Northrop Grumman is the prime contractor for the B-2, the flagship in the Air Force's arsenal of long range strike aircraft.
Under the new approach, known as Performance-Based Logistics (PBL), Northrop Grumman's product support team is measured by its ability to meet B-2 aircraft combat readiness requirements specified by the Air Force. PBL eliminates the traditional, transaction-oriented approach to weapon system support that requires a prime contractor to perform specific tasks, purchase spare parts, and conduct maintenance on a specified schedule.
Under PBL, Northrop Grumman will determine the types and quantities of support services -- hardware sustaining engineering, supply chain management, software maintenance, programmed depot maintenance, etc. -- needed to satisfy the Air Force's B-2 requirements.
"Performance-Based Logistics gives the contractor more flexibility to do what's needed to meet the government's system performance requirements," said Gary Roehrig, director of PBL for Northrop Grumman's B-2 program. "Our contract consolidates multiple funding sources dedicated to specific support activities into just three accounts. This framework allows us to address the most critical B-2 availability issues quickly and cost-effectively."

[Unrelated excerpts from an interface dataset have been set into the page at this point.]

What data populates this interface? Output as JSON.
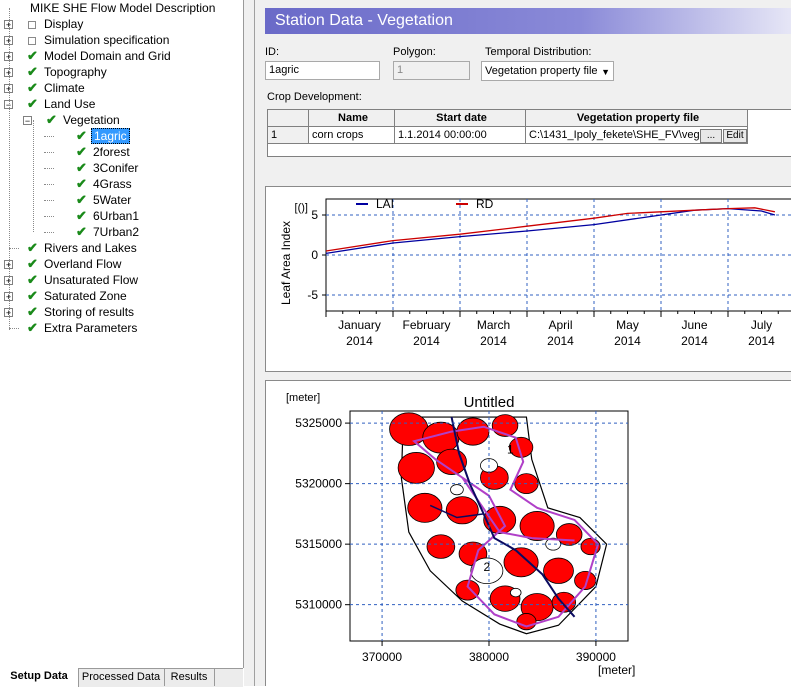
{
  "tree": {
    "items": [
      {
        "label": "MIKE SHE Flow Model Description",
        "level": 0,
        "expander": "",
        "mark": "none"
      },
      {
        "label": "Display",
        "level": 0,
        "expander": "+",
        "mark": "box"
      },
      {
        "label": "Simulation specification",
        "level": 0,
        "expander": "+",
        "mark": "box"
      },
      {
        "label": "Model Domain and Grid",
        "level": 0,
        "expander": "+",
        "mark": "check"
      },
      {
        "label": "Topography",
        "level": 0,
        "expander": "+",
        "mark": "check"
      },
      {
        "label": "Climate",
        "level": 0,
        "expander": "+",
        "mark": "check"
      },
      {
        "label": "Land Use",
        "level": 0,
        "expander": "-",
        "mark": "check"
      },
      {
        "label": "Vegetation",
        "level": 1,
        "expander": "-",
        "mark": "check"
      },
      {
        "label": "1agric",
        "level": 2,
        "expander": "",
        "mark": "check",
        "selected": true
      },
      {
        "label": "2forest",
        "level": 2,
        "expander": "",
        "mark": "check"
      },
      {
        "label": "3Conifer",
        "level": 2,
        "expander": "",
        "mark": "check"
      },
      {
        "label": "4Grass",
        "level": 2,
        "expander": "",
        "mark": "check"
      },
      {
        "label": "5Water",
        "level": 2,
        "expander": "",
        "mark": "check"
      },
      {
        "label": "6Urban1",
        "level": 2,
        "expander": "",
        "mark": "check"
      },
      {
        "label": "7Urban2",
        "level": 2,
        "expander": "",
        "mark": "check"
      },
      {
        "label": "Rivers and Lakes",
        "level": 0,
        "expander": "",
        "mark": "check"
      },
      {
        "label": "Overland Flow",
        "level": 0,
        "expander": "+",
        "mark": "check"
      },
      {
        "label": "Unsaturated Flow",
        "level": 0,
        "expander": "+",
        "mark": "check"
      },
      {
        "label": "Saturated Zone",
        "level": 0,
        "expander": "+",
        "mark": "check"
      },
      {
        "label": "Storing of results",
        "level": 0,
        "expander": "+",
        "mark": "check"
      },
      {
        "label": "Extra Parameters",
        "level": 0,
        "expander": "",
        "mark": "check"
      }
    ]
  },
  "tabs": [
    {
      "label": "Setup Data",
      "active": true
    },
    {
      "label": "Processed Data",
      "active": false
    },
    {
      "label": "Results",
      "active": false
    }
  ],
  "station": {
    "title": "Station Data - Vegetation",
    "id_label": "ID:",
    "id_value": "1agric",
    "polygon_label": "Polygon:",
    "polygon_value": "1",
    "temporal_label": "Temporal Distribution:",
    "temporal_value": "Vegetation property file",
    "crop_label": "Crop Development:",
    "grid": {
      "headers": [
        "",
        "Name",
        "Start date",
        "Vegetation property file"
      ],
      "rows": [
        [
          "1",
          "corn crops",
          "1.1.2014 00:00:00",
          "C:\\1431_Ipoly_fekete\\SHE_FV\\veg"
        ]
      ],
      "browse_label": "...",
      "edit_label": "Edit"
    }
  },
  "chart_data": [
    {
      "type": "line",
      "title": "",
      "ylabel": "Leaf Area Index",
      "yunit": "[()]",
      "ylim": [
        -7,
        7
      ],
      "yticks": [
        -5,
        0,
        5
      ],
      "x_labels": [
        {
          "month": "January",
          "year": "2014"
        },
        {
          "month": "February",
          "year": "2014"
        },
        {
          "month": "March",
          "year": "2014"
        },
        {
          "month": "April",
          "year": "2014"
        },
        {
          "month": "May",
          "year": "2014"
        },
        {
          "month": "June",
          "year": "2014"
        },
        {
          "month": "July",
          "year": "2014"
        }
      ],
      "legend_position": "top",
      "grid": true,
      "series": [
        {
          "name": "LAI",
          "color": "#0000a0",
          "x": [
            0,
            1,
            2,
            3,
            4,
            5,
            5.5,
            6,
            6.5,
            6.7
          ],
          "values": [
            0.2,
            1.5,
            2.3,
            3.0,
            3.8,
            5.0,
            5.6,
            5.8,
            5.5,
            5.0
          ]
        },
        {
          "name": "RD",
          "color": "#cc0000",
          "x": [
            0,
            1,
            2,
            3,
            4,
            4.5,
            5,
            5.5,
            6,
            6.4,
            6.7
          ],
          "values": [
            0.5,
            1.8,
            2.6,
            3.6,
            4.6,
            5.2,
            5.4,
            5.6,
            5.8,
            5.9,
            5.4
          ]
        }
      ]
    },
    {
      "type": "map",
      "title": "Untitled",
      "xunit": "[meter]",
      "yunit": "[meter]",
      "xticks": [
        370000,
        380000,
        390000
      ],
      "yticks": [
        5310000,
        5315000,
        5320000,
        5325000
      ],
      "xlim": [
        367000,
        393000
      ],
      "ylim": [
        5307000,
        5326000
      ],
      "grid": true,
      "fill_color": "#ff0000",
      "boundary_color": "#b040c8",
      "zone_labels": [
        {
          "text": "1",
          "x": 382000,
          "y": 5322500
        },
        {
          "text": "2",
          "x": 379800,
          "y": 5312800
        }
      ]
    }
  ]
}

According to Roehrig, the more efficient PBL approach is also essential at a time when Air Force operations and maintenance budgets are continually under pressure. The B-2 entered the DoD inventory officially in 1993. The final aircraft in the fleet of 21 bombers was delivered in 2000.
Northrop Grumman's PBL contract builds on a longstanding successful B-2 related collaboration between the company and the Air Force called the Total Systems Support Partnership (TSSP). Under that agreement, established in 2002, Northrop Grumman and Air Force personnel worked closely to simplify the processes used to identify and deliver consumable spare parts to the B-2 fleet, resulting in improved combat readiness at a reduced cost.
As a result of the success of the Air Force and Northrop Grumman on the TSSP program, the B-2 program was selected to participate in a PBL pilot program conducted in 2005 by the U.S. Department of Defense. Motivated by DoD's Management Initiative Decision (MID) 917, the program included six DoD weapon systems and was designed to test the financial, contracting and budgeting tenets of PBL.
The B-2 Spirit stealth bomber is the most survivable aircraft in the world. It remains the only long-range, large-payload aircraft that can penetrate deeply into protected airspace. In concert with the Air Force's air superiority fleet, which provides airspace control, and the Air Force's tanker fleet, which enables global mobility, the B-2 helps ensure an effective U.S. response to threats anywhere in the world. It can fly more than 6,000 nautical miles unrefueled and more than 10,000 nautical miles with just one aerial refueling, giving it the ability to reach any point on the globe within hours.
Northrop Grumman is a $30 billion global defense and technology company whose 120,000 employees provide innovative systems, products, and solutions in information and services, electronics, aerospace and shipbuilding to government and commercial customers worldwide.
CONTACT: Brooks McKinney, APR Northrop Grumman Integrated Systems (310) 331-6610 office 864-3785 cell email@example.com